With eDelivery Expo taking place this week Matthew Robertson, Co-CEO at NetDespatch, who will be attending the event, says the show has got him thinking again about how important customer service is.
With the eDelivery Expo, the UK’s largest retail, fulfilment and final mile conference, happening next week on 21st and 22nd March this got me thinking about the importance of final mile, customer service and operational excellence.
The three topics which are key themes at this week’s event are all inextricably linked. To get the final mile right, you need to be operating productively but you also need to be working hard with your customers to deliver a good experience – an experience that they value. With the options for customer delivery rapidly growing and with some retailers even providing an hourly delivery option, the way you manage the final mile or last-mile is fast becoming a key way to differentiate yourself from your competitors.
But is everything about the last-mile?
Is the final mile the most important criteria as far as consumers are concerned? Will the carrier that offers the fastest last-mile service or the cheapest last-mile service win the race, and the hearts and minds of their customers?
No they won’t. Don’t get me wrong, delivering a fast and reliable final mile service is important, but parcel delivery is still also about customer convenience, customer service and meeting expectations.
Defining good customer service will be different for different organisations but essentially it boils down to a company meeting or surpassing a customer’s expectation and ultimately how we feel about that service or delivery and so on. And as you can see, it is quite emotive.
Let’s think about it for a moment: what do we do when we, as customers, have an issue or a bad customer experience, unrelated to how quickly we received the parcel? If the wrong goods were sent, or the goods were damaged in transit, do we say: “well it doesn’t matter as least they were sent quickly to me”? No, of course not. Our experience impacts on our perception – rightly or wrongly – of that carrier, retailer and anyone else involved in the supply chain.
Technology – an enabler – but not always a force for good
In today’s digital world, technology reigns supreme. It allows consumers to track packages, book orders online, and for carriers to book shipments, manage inventory, and a lot more via smartphones, tablets, and laptops.
But when something unexpected happens, for example your parcel doesn’t arrive when you were expecting it to, or the wrong goods were delivered or your parcel was damaged, technology can also be an inhibitor. You want to speak to someone, but picking up the phone may involve being put on hold for hours or jumping through hoops just to speak to a person. Even worse, what if there is no phone number available, but instead just an email address?

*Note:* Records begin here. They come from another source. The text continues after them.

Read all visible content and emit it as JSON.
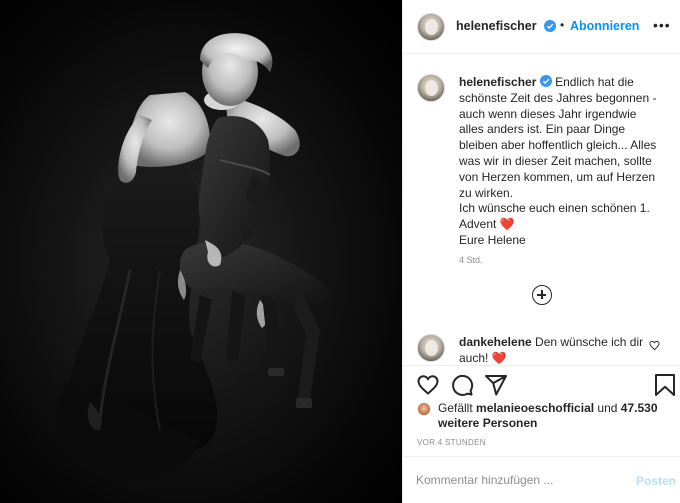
{
  "header": {
    "username": "helenefischer",
    "separator": "•",
    "follow_label": "Abonnieren",
    "more_glyph": "•••"
  },
  "caption": {
    "username": "helenefischer",
    "line1": "Endlich hat die schönste Zeit des Jahres begonnen - auch wenn dieses Jahr irgendwie alles anders ist. Ein paar Dinge bleiben aber hoffentlich gleich... Alles was wir in dieser Zeit machen, sollte von Herzen kommen, um auf Herzen zu wirken.",
    "line2": "Ich wünsche euch einen schönen 1. Advent",
    "line2_emoji": "❤️",
    "line3": "Eure Helene",
    "time": "4 Std."
  },
  "comment": {
    "username": "dankehelene",
    "text": "Den wünsche ich dir auch!",
    "emoji": "❤️"
  },
  "actions": {
    "like_icon": "heart-icon",
    "comment_icon": "comment-icon",
    "share_icon": "share-icon",
    "save_icon": "bookmark-icon"
  },
  "likes": {
    "prefix": "Gefällt",
    "user": "melanieoeschofficial",
    "middle": "und",
    "count": "47.530 weitere Personen"
  },
  "timestamp": "VOR 4 STUNDEN",
  "comment_box": {
    "placeholder": "Kommentar hinzufügen ...",
    "post_label": "Posten"
  },
  "colors": {
    "accent": "#0095f6",
    "verified": "#3897f0",
    "heart": "#ed4956",
    "post_disabled": "#b2dffc",
    "muted": "#8e8e8e"
  }
}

This is where social media has become a quick way to find assistance and equally a quick way to vent frustration.
Speak to any retailer and they will tell you that delivering a good customer experience and ultimately having happy customers is a companywide goal. Improving two-way communication with consumers regarding their delivery expectations, parcel tracking, and resolution of delivery queries is top of mind. Likewise for the carrier the ability to track and take proactive dynamic action is critical so that any in-transit issues such as rerouting or expediting shipments can be undertaken.

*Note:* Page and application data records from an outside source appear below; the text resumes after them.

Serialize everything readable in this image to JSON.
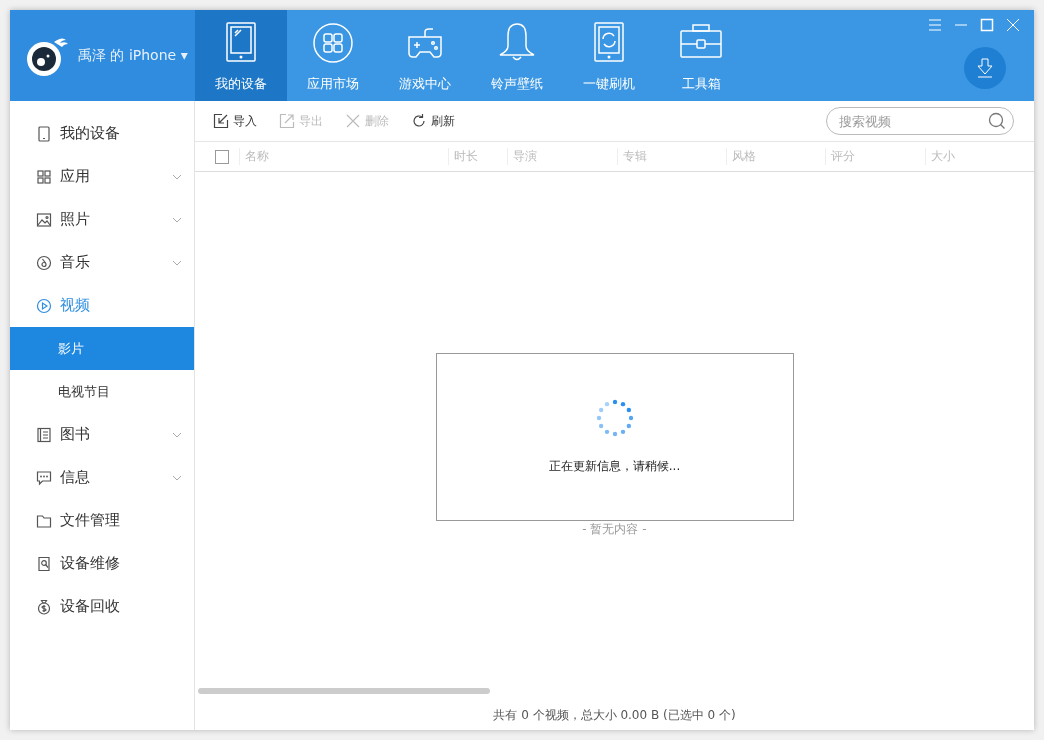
{
  "header": {
    "device_name": "禹泽 的 iPhone",
    "caret": "▾"
  },
  "nav_tabs": [
    {
      "label": "我的设备",
      "selected": true
    },
    {
      "label": "应用市场",
      "selected": false
    },
    {
      "label": "游戏中心",
      "selected": false
    },
    {
      "label": "铃声壁纸",
      "selected": false
    },
    {
      "label": "一键刷机",
      "selected": false
    },
    {
      "label": "工具箱",
      "selected": false
    }
  ],
  "sidebar": {
    "items": [
      {
        "label": "我的设备",
        "collapsible": false,
        "selected": false
      },
      {
        "label": "应用",
        "collapsible": true,
        "selected": false
      },
      {
        "label": "照片",
        "collapsible": true,
        "selected": false
      },
      {
        "label": "音乐",
        "collapsible": true,
        "selected": false
      },
      {
        "label": "视频",
        "collapsible": false,
        "expanded": true,
        "selected": false,
        "children": [
          {
            "label": "影片",
            "selected": true
          },
          {
            "label": "电视节目",
            "selected": false
          }
        ]
      },
      {
        "label": "图书",
        "collapsible": true,
        "selected": false
      },
      {
        "label": "信息",
        "collapsible": true,
        "selected": false
      },
      {
        "label": "文件管理",
        "collapsible": false,
        "selected": false
      },
      {
        "label": "设备维修",
        "collapsible": false,
        "selected": false
      },
      {
        "label": "设备回收",
        "collapsible": false,
        "selected": false
      }
    ]
  },
  "toolbar": {
    "buttons": [
      {
        "label": "导入",
        "disabled": false
      },
      {
        "label": "导出",
        "disabled": true
      },
      {
        "label": "删除",
        "disabled": true
      },
      {
        "label": "刷新",
        "disabled": false
      }
    ],
    "search": {
      "placeholder": "搜索视频"
    }
  },
  "table": {
    "select_all_checked": false,
    "columns": [
      "名称",
      "时长",
      "导演",
      "专辑",
      "风格",
      "评分",
      "大小"
    ],
    "empty_text": "- 暂无内容 -"
  },
  "dialog": {
    "message": "正在更新信息，请稍候..."
  },
  "status_bar": "共有 0 个视频，总大小 0.00 B (已选中 0 个)"
}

It’s tough getting customer service right
But what happens when customer experience and service conflicts with other company priorities, such as cost savings like re-routing orders because it just doesn’t make economic sense? The final mile is by far the most expensive part of the delivery and logistics companies and carriers are looking for ways to deliver this part of the parcel journey in the most cost-effective way. So I go back to my comment earlier, the fastest final mile delivery may well not deliver the happiest customers. Likewise the cheapest final mile may not deliver the best customer service. Furthermore technology, whilst usually an enabler, can also be the source of much frustration where the consumer is concerned.
So here are my top tips for exceptional customer service
- Ensure customer service is consistent and not siloed across different channels including in-store, online, and mobile.
- Establish and understand roles for each partner, and ensure technology tools and real-time data are shared with the customer allowing for a seamless delivery process.
- A retailer’s responsibility does not end when it hands off a package to its last-mile delivery partner. Follow up with the customer to make sure the package was delivered on time and not damaged, and don’t forget to ask if the customer is completely satisfied with their experience.
- Think about ways that you can use technology for good, i.e. automating the shipping and parcel labelling process.
- Think about the parts of the process that are invisible to the customer that can be easily automated.
Customer experience and service begins when the customer enters the store or website and continues all the way to the customer’s front door and, in some cases, beyond. By keeping the customer in the loop and providing them with tools to participate in delivery time selection and shipment tracking, the customer is more likely to return again and again to do business with both the retailer and the carrier. Here at NetDepatch we help carriers and retailers alike automate their shipping process and ensure that goods are picked, packed, and parcels labelled correctly in order to ensure that this part of the customer journey is as good as it can be.
So as I head off to the eDelivery Expo, top of mind for me will be ensuring that I help the industry deliver great customer service and maintain happy customers.